Some kids have two dads.

Some kids have two moms.

Sometimes men love men, and sometimes women love women, just like Mommy and Daddy love each other.

Sometimes people decide that they aren’t boys or girls anymore, and sometimes people decide that they’ve always been a boy or a girl and that it’s okay to let the world know that too.

“How do we explain this to our children?” is a cop-out, and it always has been. It’s just not that goddamn complicated. You just treat it like it is: normal.

Happy Pride Month, y’all.

(*) If at any point in this post I fuck up my phrasing, call me out on it and I’ll fix it.

GUEST POST: I Refuse to Apologize

Luther again: this is the second post that my student asked me to put up; as I said earlier, I thought the first one deserved to stand on its own for a bit before getting Bigfooted by this one.  Go read that first, if you haven’t already, then come back.


When the news about Jussie Smollett came out about a month or so ago, my organization, the Queer Students of Color, decided to post a fundraiser to raise money for queer youth of color that experience violence everyday. We wanted to so something while people were paying attention. 

We were fooled. And we’re not sorry for it. 

We’re not sorry for believing a victim. We’re not sorry that there was an example of hate crimes that finally gained mass media attention.

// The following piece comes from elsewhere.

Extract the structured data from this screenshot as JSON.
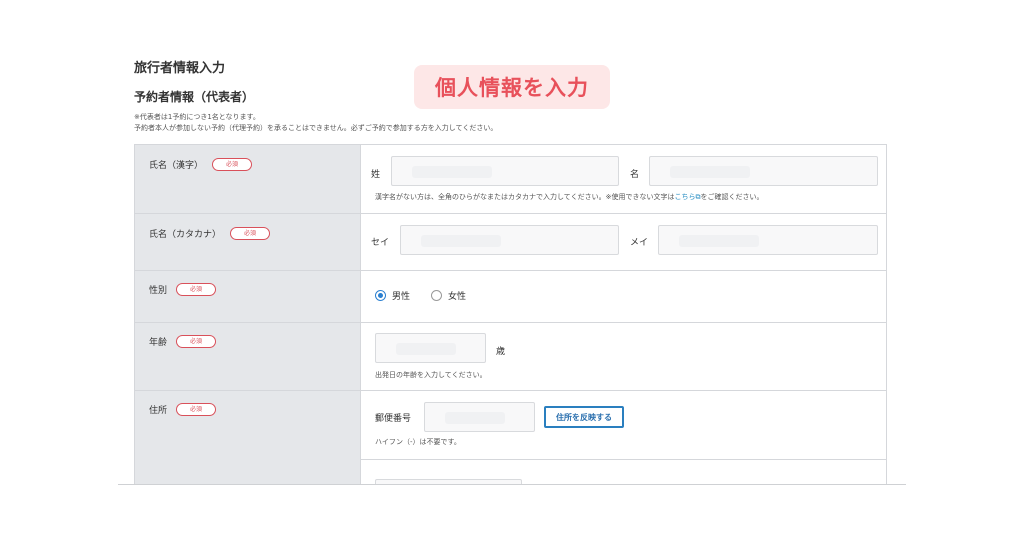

The only thing we’re sorry for is that we were lied to by someone we thought we could trust. 

The fact of the matter is this: whether or not we were lied to doesn’t take away from the truth that is violence against LGBTQ+ POC. For that reason, the fundraiser is still on, and we’ll be advocating for it until we meet our $10,000 goal, and everyday after that. We are representatives of a community that is the one of the most vulnerable demographics in the world.

Jussie Smollett took advantage of the vulnerability of millions of people. He spit in the faces of trans women of color that have been murdered. He spit in the faces of Gemmel Moore and Timothy Dean – stole attention from their story in favor of his own selfish goals. That enrages us, saddens us, and makes us even more passionate and dedicated to our cause. 

The Queer Students of Color is a collection of youth with the voice and power to bring attention to the very real fears of people that feel like they don’t have a platform. We are loving, caring people who want to use our intelligence and resources to better the world, so that we don’t have to live in fear any longer. Jussie Smollett spit in our faces. We are not ashamed, we are emboldened, and we will not stop our advocacy just because one person decided to do a bad thing. 

For those of you that feel like LGBTQ+ people of color owe you an apology: fuck you. The fact that you’re attacking us because we believed someone is just that – an attack. Why should we apologize to people that have always thought that we were predators, criminals, liars? Why should we concede to your twisted idea that we’re just attention seeking hypocrites? I’m most definitely not. I’m un-apologetically black, genderqueer and bisexual. If anything you should be apologizing to us for using the instance with Jussie to spew your homophobic vitriol. I have never had so many attacks on my character until I was accused of starting a fundraiser for the Trevor Project – a third party organization whose mission is to provide care to young LGBTQ+ people. The money never went into my hands, it will never go into my hands. The money goes to programs that want rights for LGBTQ+ medical insurance, for LGBTQ+ safe spaces, etc. Google is free, y’all. Use it. 

I’m angry, that much should be obvious. But I’m not angry at my own people, I’m angry that there are some saying “Ha! This is proof that those faggots are liars!” I’m angry that we’re receiving hate instead of support, when Jussie’s lie affected us more than anyone else in this country. That there are some thinking that this debunks all of the very real testimonies of violence that LGBTQ+ POC have finally had the chance to bring to light. I’m angry that straight cisgender black people are the main perpetrators of this awful, awful rhetoric. I’m so fucking angry that after this, people will feel emboldened to hurt us because they’ll feel like they’ll get away with it. 

I’m. Mad.